(Dataset rows for apps and sites)
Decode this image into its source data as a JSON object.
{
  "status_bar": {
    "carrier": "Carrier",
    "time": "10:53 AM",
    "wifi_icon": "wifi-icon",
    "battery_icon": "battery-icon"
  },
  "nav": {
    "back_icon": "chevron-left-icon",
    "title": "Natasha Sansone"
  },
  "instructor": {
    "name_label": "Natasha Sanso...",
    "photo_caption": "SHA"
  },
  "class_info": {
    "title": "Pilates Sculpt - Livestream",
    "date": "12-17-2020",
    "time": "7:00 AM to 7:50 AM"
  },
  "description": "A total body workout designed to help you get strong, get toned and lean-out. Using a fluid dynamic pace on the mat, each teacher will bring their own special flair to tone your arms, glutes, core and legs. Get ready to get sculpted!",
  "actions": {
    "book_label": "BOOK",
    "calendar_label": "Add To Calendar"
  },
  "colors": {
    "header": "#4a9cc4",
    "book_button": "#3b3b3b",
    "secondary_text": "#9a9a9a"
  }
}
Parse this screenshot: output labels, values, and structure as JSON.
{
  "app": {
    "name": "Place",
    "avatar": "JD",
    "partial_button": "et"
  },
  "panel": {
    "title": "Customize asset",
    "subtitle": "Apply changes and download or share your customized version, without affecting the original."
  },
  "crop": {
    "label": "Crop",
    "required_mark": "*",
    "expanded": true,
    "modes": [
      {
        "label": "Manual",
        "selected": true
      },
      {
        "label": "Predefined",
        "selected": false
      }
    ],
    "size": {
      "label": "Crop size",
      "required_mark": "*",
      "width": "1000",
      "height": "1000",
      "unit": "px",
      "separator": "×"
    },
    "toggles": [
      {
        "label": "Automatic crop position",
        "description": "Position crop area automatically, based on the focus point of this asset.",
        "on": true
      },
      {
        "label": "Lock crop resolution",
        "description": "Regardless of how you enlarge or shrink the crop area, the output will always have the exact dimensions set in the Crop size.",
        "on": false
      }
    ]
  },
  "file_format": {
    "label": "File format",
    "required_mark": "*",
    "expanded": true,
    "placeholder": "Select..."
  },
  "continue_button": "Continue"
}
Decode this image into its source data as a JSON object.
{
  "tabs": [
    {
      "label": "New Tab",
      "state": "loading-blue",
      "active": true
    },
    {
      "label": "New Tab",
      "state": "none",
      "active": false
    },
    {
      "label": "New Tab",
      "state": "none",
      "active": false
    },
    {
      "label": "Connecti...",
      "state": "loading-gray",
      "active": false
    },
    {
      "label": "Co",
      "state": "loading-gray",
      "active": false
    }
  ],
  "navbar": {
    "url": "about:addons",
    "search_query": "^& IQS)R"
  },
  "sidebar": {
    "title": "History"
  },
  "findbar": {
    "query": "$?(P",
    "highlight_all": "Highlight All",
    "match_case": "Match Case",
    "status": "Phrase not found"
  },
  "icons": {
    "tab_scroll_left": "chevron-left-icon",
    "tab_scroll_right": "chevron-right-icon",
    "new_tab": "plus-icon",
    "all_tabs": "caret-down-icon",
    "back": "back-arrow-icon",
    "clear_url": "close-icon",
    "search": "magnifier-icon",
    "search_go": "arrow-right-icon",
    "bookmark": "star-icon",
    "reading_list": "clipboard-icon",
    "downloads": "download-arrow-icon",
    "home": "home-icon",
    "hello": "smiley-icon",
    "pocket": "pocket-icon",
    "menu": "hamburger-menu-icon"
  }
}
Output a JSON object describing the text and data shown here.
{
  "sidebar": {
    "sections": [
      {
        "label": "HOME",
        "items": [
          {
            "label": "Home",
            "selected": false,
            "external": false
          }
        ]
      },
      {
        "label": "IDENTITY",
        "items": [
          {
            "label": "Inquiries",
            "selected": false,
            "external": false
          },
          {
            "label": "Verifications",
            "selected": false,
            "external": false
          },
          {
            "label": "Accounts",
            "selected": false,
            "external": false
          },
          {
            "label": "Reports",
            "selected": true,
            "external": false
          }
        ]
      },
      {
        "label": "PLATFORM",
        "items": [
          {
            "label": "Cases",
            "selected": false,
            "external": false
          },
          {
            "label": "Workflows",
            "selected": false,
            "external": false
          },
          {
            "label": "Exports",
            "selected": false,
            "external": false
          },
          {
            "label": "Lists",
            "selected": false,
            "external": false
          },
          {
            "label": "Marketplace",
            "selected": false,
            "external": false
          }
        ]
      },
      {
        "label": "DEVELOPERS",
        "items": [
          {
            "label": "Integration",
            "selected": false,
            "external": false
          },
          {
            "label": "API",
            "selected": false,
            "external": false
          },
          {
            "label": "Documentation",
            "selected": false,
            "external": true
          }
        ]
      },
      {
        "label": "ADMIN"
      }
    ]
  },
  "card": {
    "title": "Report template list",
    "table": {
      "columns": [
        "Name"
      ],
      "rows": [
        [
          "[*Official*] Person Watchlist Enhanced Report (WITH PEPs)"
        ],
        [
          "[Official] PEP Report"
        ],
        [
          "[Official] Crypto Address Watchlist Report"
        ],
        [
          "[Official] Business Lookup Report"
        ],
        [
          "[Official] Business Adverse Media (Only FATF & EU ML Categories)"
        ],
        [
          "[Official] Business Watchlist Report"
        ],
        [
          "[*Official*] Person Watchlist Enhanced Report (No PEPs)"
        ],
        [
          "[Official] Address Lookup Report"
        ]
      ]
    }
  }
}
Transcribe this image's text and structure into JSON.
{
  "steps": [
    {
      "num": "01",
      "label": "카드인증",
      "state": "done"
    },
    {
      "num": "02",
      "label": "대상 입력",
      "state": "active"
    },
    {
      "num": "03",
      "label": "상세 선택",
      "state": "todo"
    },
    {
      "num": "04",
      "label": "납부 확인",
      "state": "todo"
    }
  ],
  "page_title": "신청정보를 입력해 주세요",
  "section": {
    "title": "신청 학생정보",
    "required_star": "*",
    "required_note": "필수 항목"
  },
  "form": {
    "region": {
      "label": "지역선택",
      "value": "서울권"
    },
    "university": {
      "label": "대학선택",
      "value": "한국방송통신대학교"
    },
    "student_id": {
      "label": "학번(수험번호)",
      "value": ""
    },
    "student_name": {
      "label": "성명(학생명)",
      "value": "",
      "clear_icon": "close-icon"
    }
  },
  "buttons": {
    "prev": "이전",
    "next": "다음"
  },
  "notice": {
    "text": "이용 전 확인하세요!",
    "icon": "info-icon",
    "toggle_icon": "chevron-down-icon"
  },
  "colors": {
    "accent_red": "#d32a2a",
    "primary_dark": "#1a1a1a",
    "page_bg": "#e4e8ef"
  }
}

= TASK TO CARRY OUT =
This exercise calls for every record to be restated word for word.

= TASK OUTPUT =
Decode this image into its source data as a JSON object.
{
  "status_bar": {
    "carrier": "Carrier",
    "time": "10:53 AM",
    "wifi_icon": "wifi-icon",
    "battery_icon": "battery-icon"
  },
  "nav": {
    "back_icon": "chevron-left-icon",
    "title": "Natasha Sansone"
  },
  "instructor": {
    "name_label": "Natasha Sanso...",
    "photo_caption": "SHA"
  },
  "class_info": {
    "title": "Pilates Sculpt - Livestream",
    "date": "12-17-2020",
    "time": "7:00 AM to 7:50 AM"
  },
  "description": "A total body workout designed to help you get strong, get toned and lean-out. Using a fluid dynamic pace on the mat, each teacher will bring their own special flair to tone your arms, glutes, core and legs. Get ready to get sculpted!",
  "actions": {
    "book_label": "BOOK",
    "calendar_label": "Add To Calendar"
  },
  "colors": {
    "header": "#4a9cc4",
    "book_button": "#3b3b3b",
    "secondary_text": "#9a9a9a"
  }
}
Parse this screenshot: output labels, values, and structure as JSON.
{
  "app": {
    "name": "Place",
    "avatar": "JD",
    "partial_button": "et"
  },
  "panel": {
    "title": "Customize asset",
    "subtitle": "Apply changes and download or share your customized version, without affecting the original."
  },
  "crop": {
    "label": "Crop",
    "required_mark": "*",
    "expanded": true,
    "modes": [
      {
        "label": "Manual",
        "selected": true
      },
      {
        "label": "Predefined",
        "selected": false
      }
    ],
    "size": {
      "label": "Crop size",
      "required_mark": "*",
      "width": "1000",
      "height": "1000",
      "unit": "px",
      "separator": "×"
    },
    "toggles": [
      {
        "label": "Automatic crop position",
        "description": "Position crop area automatically, based on the focus point of this asset.",
        "on": true
      },
      {
        "label": "Lock crop resolution",
        "description": "Regardless of how you enlarge or shrink the crop area, the output will always have the exact dimensions set in the Crop size.",
        "on": false
      }
    ]
  },
  "file_format": {
    "label": "File format",
    "required_mark": "*",
    "expanded": true,
    "placeholder": "Select..."
  },
  "continue_button": "Continue"
}
Decode this image into its source data as a JSON object.
{
  "tabs": [
    {
      "label": "New Tab",
      "state": "loading-blue",
      "active": true
    },
    {
      "label": "New Tab",
      "state": "none",
      "active": false
    },
    {
      "label": "New Tab",
      "state": "none",
      "active": false
    },
    {
      "label": "Connecti...",
      "state": "loading-gray",
      "active": false
    },
    {
      "label": "Co",
      "state": "loading-gray",
      "active": false
    }
  ],
  "navbar": {
    "url": "about:addons",
    "search_query": "^& IQS)R"
  },
  "sidebar": {
    "title": "History"
  },
  "findbar": {
    "query": "$?(P",
    "highlight_all": "Highlight All",
    "match_case": "Match Case",
    "status": "Phrase not found"
  },
  "icons": {
    "tab_scroll_left": "chevron-left-icon",
    "tab_scroll_right": "chevron-right-icon",
    "new_tab": "plus-icon",
    "all_tabs": "caret-down-icon",
    "back": "back-arrow-icon",
    "clear_url": "close-icon",
    "search": "magnifier-icon",
    "search_go": "arrow-right-icon",
    "bookmark": "star-icon",
    "reading_list": "clipboard-icon",
    "downloads": "download-arrow-icon",
    "home": "home-icon",
    "hello": "smiley-icon",
    "pocket": "pocket-icon",
    "menu": "hamburger-menu-icon"
  }
}
Output a JSON object describing the text and data shown here.
{
  "sidebar": {
    "sections": [
      {
        "label": "HOME",
        "items": [
          {
            "label": "Home",
            "selected": false,
            "external": false
          }
        ]
      },
      {
        "label": "IDENTITY",
        "items": [
          {
            "label": "Inquiries",
            "selected": false,
            "external": false
          },
          {
            "label": "Verifications",
            "selected": false,
            "external": false
          },
          {
            "label": "Accounts",
            "selected": false,
            "external": false
          },
          {
            "label": "Reports",
            "selected": true,
            "external": false
          }
        ]
      },
      {
        "label": "PLATFORM",
        "items": [
          {
            "label": "Cases",
            "selected": false,
            "external": false
          },
          {
            "label": "Workflows",
            "selected": false,
            "external": false
          },
          {
            "label": "Exports",
            "selected": false,
            "external": false
          },
          {
            "label": "Lists",
            "selected": false,
            "external": false
          },
          {
            "label": "Marketplace",
            "selected": false,
            "external": false
          }
        ]
      },
      {
        "label": "DEVELOPERS",
        "items": [
          {
            "label": "Integration",
            "selected": false,
            "external": false
          },
          {
            "label": "API",
            "selected": false,
            "external": false
          },
          {
            "label": "Documentation",
            "selected": false,
            "external": true
          }
        ]
      },
      {
        "label": "ADMIN"
      }
    ]
  },
  "card": {
    "title": "Report template list",
    "table": {
      "columns": [
        "Name"
      ],
      "rows": [
        [
          "[*Official*] Person Watchlist Enhanced Report (WITH PEPs)"
        ],
        [
          "[Official] PEP Report"
        ],
        [
          "[Official] Crypto Address Watchlist Report"
        ],
        [
          "[Official] Business Lookup Report"
        ],
        [
          "[Official] Business Adverse Media (Only FATF & EU ML Categories)"
        ],
        [
          "[Official] Business Watchlist Report"
        ],
        [
          "[*Official*] Person Watchlist Enhanced Report (No PEPs)"
        ],
        [
          "[Official] Address Lookup Report"
        ]
      ]
    }
  }
}
Transcribe this image's text and structure into JSON.
{
  "steps": [
    {
      "num": "01",
      "label": "카드인증",
      "state": "done"
    },
    {
      "num": "02",
      "label": "대상 입력",
      "state": "active"
    },
    {
      "num": "03",
      "label": "상세 선택",
      "state": "todo"
    },
    {
      "num": "04",
      "label": "납부 확인",
      "state": "todo"
    }
  ],
  "page_title": "신청정보를 입력해 주세요",
  "section": {
    "title": "신청 학생정보",
    "required_star": "*",
    "required_note": "필수 항목"
  },
  "form": {
    "region": {
      "label": "지역선택",
      "value": "서울권"
    },
    "university": {
      "label": "대학선택",
      "value": "한국방송통신대학교"
    },
    "student_id": {
      "label": "학번(수험번호)",
      "value": ""
    },
    "student_name": {
      "label": "성명(학생명)",
      "value": "",
      "clear_icon": "close-icon"
    }
  },
  "buttons": {
    "prev": "이전",
    "next": "다음"
  },
  "notice": {
    "text": "이용 전 확인하세요!",
    "icon": "info-icon",
    "toggle_icon": "chevron-down-icon"
  },
  "colors": {
    "accent_red": "#d32a2a",
    "primary_dark": "#1a1a1a",
    "page_bg": "#e4e8ef"
  }
}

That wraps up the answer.